**WORK TO BE COMPLETED**
Among the entries, find each line that includes the string "status" and list it.

**INFORMATION GIVEN**
# # # # # # #
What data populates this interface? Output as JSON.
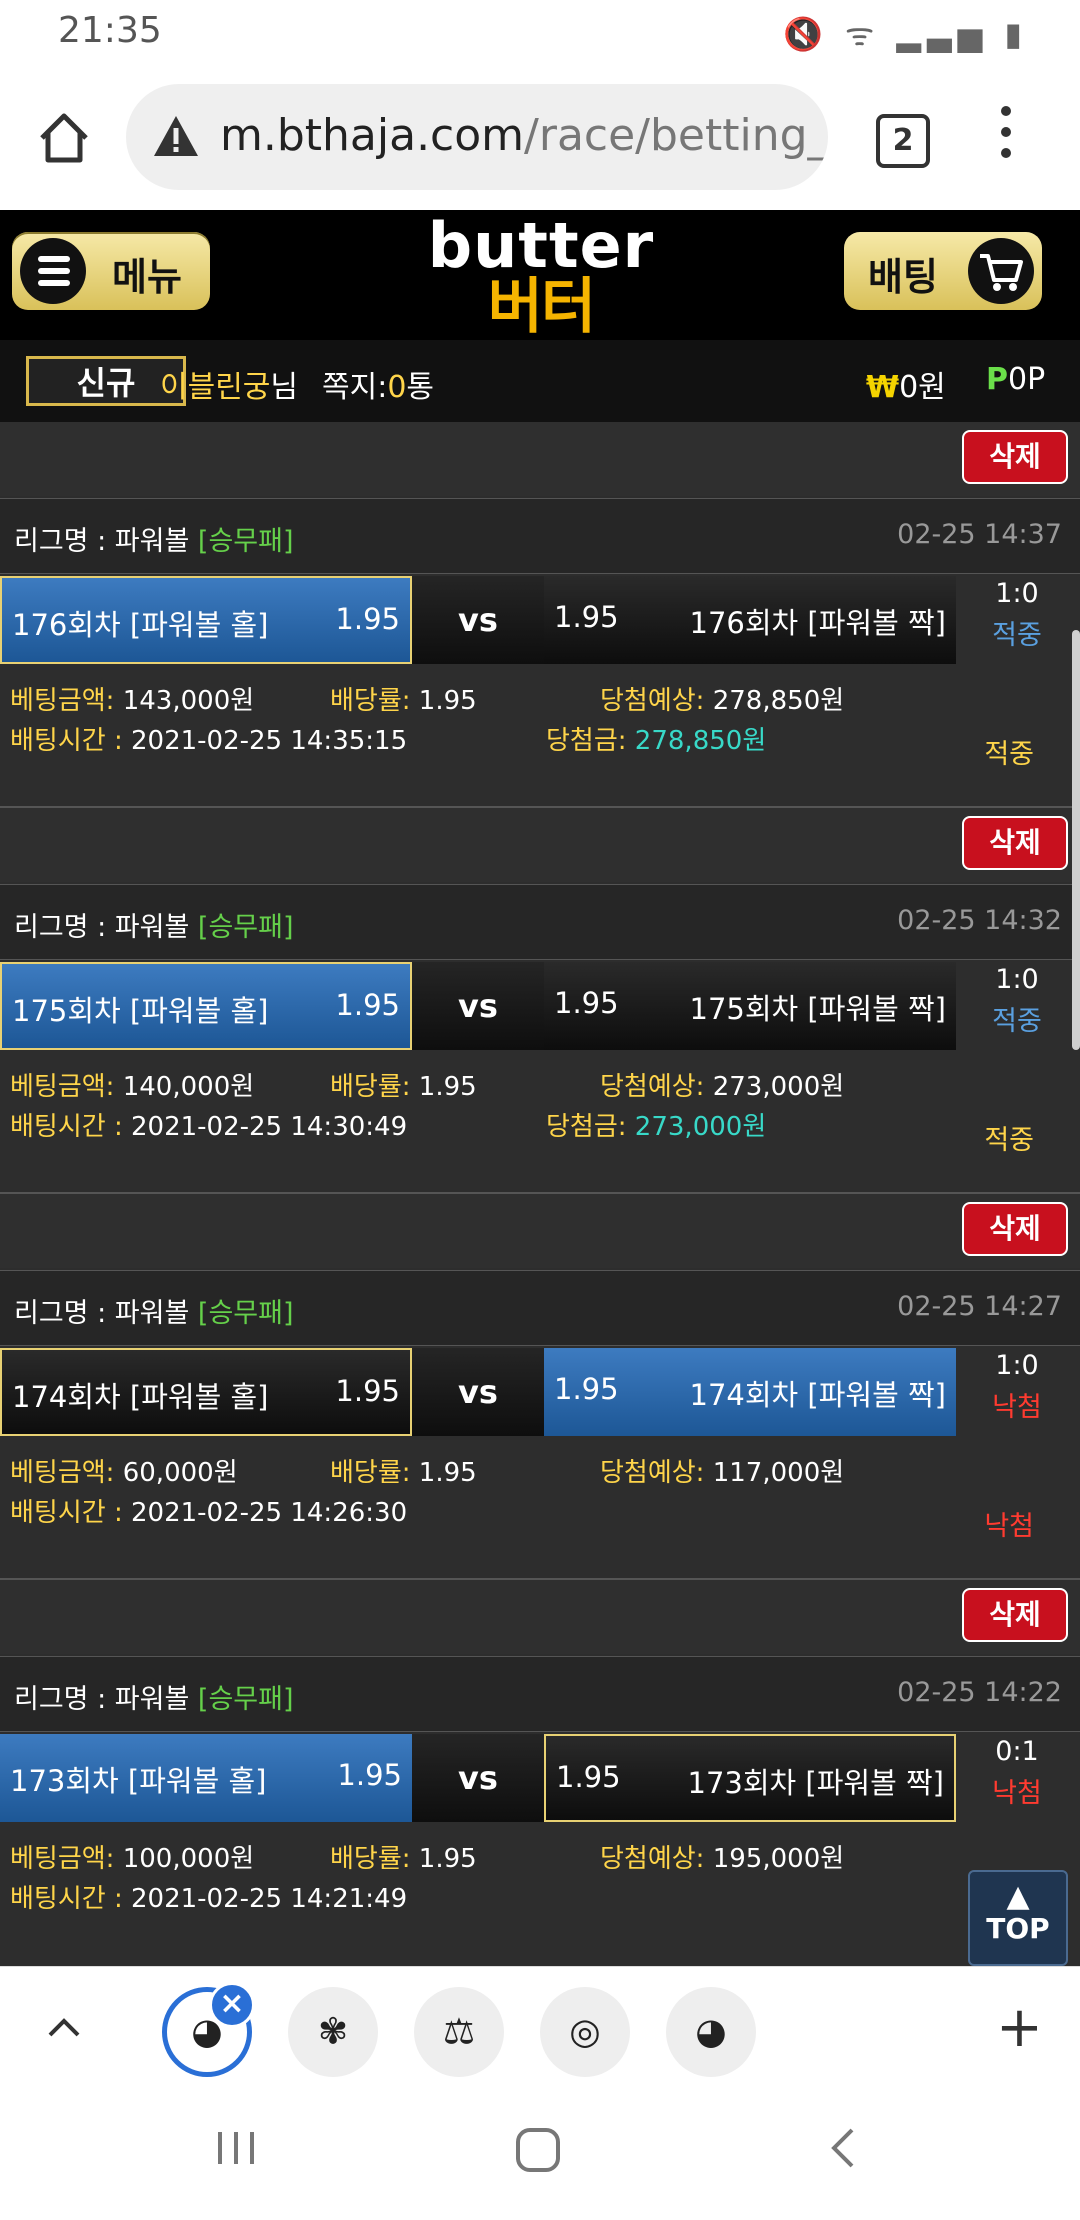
{
  "status": {
    "time": "21:35",
    "icons_text": "🔇 ᯤ ▂▃▅ ▮"
  },
  "browser": {
    "url_main": "m.bthaja.com",
    "url_path": "/race/betting_li",
    "tab_count": "2",
    "icons": [
      "home-icon",
      "warning-icon",
      "tabs-icon",
      "more-icon"
    ]
  },
  "header": {
    "menu_label": "메뉴",
    "logo_en": "butter",
    "logo_ko": "버터",
    "bet_label": "배팅"
  },
  "user": {
    "badge": "신규",
    "name": "이블린궁",
    "name_suffix": "님",
    "msg_label": "쪽지:",
    "msg_count": "0",
    "msg_unit": "통",
    "won_symbol": "₩",
    "won_value": "0원",
    "point_symbol": "P",
    "point_value": "0P"
  },
  "labels": {
    "delete": "삭제",
    "league_prefix": "리그명 : ",
    "vs": "vs",
    "bet_amount": "베팅금액:",
    "odds": "배당률:",
    "expected": "당첨예상:",
    "bet_time": "배팅시간 :",
    "win_amount": "당첨금:",
    "top": "TOP"
  },
  "bets": [
    {
      "league": "파워볼",
      "type": "[승무패]",
      "date": "02-25 14:37",
      "left_team": "176회차 [파워볼 홀]",
      "left_odd": "1.95",
      "right_team": "176회차 [파워볼 짝]",
      "right_odd": "1.95",
      "score": "1:0",
      "result": "적중",
      "bet_amount": "143,000원",
      "odds": "1.95",
      "expected": "278,850원",
      "bet_time": "2021-02-25 14:35:15",
      "win_amount": "278,850원",
      "status": "적중"
    },
    {
      "league": "파워볼",
      "type": "[승무패]",
      "date": "02-25 14:32",
      "left_team": "175회차 [파워볼 홀]",
      "left_odd": "1.95",
      "right_team": "175회차 [파워볼 짝]",
      "right_odd": "1.95",
      "score": "1:0",
      "result": "적중",
      "bet_amount": "140,000원",
      "odds": "1.95",
      "expected": "273,000원",
      "bet_time": "2021-02-25 14:30:49",
      "win_amount": "273,000원",
      "status": "적중"
    },
    {
      "league": "파워볼",
      "type": "[승무패]",
      "date": "02-25 14:27",
      "left_team": "174회차 [파워볼 홀]",
      "left_odd": "1.95",
      "right_team": "174회차 [파워볼 짝]",
      "right_odd": "1.95",
      "score": "1:0",
      "result": "낙첨",
      "bet_amount": "60,000원",
      "odds": "1.95",
      "expected": "117,000원",
      "bet_time": "2021-02-25 14:26:30",
      "status": "낙첨"
    },
    {
      "league": "파워볼",
      "type": "[승무패]",
      "date": "02-25 14:22",
      "left_team": "173회차 [파워볼 홀]",
      "left_odd": "1.95",
      "right_team": "173회차 [파워볼 짝]",
      "right_odd": "1.95",
      "score": "0:1",
      "result": "낙첨",
      "bet_amount": "100,000원",
      "odds": "1.95",
      "expected": "195,000원",
      "bet_time": "2021-02-25 14:21:49"
    }
  ]
}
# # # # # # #
**ANSWER BOX**
  "status": {
      "status": "적중"
      "status": "적중"
      "status": "낙첨"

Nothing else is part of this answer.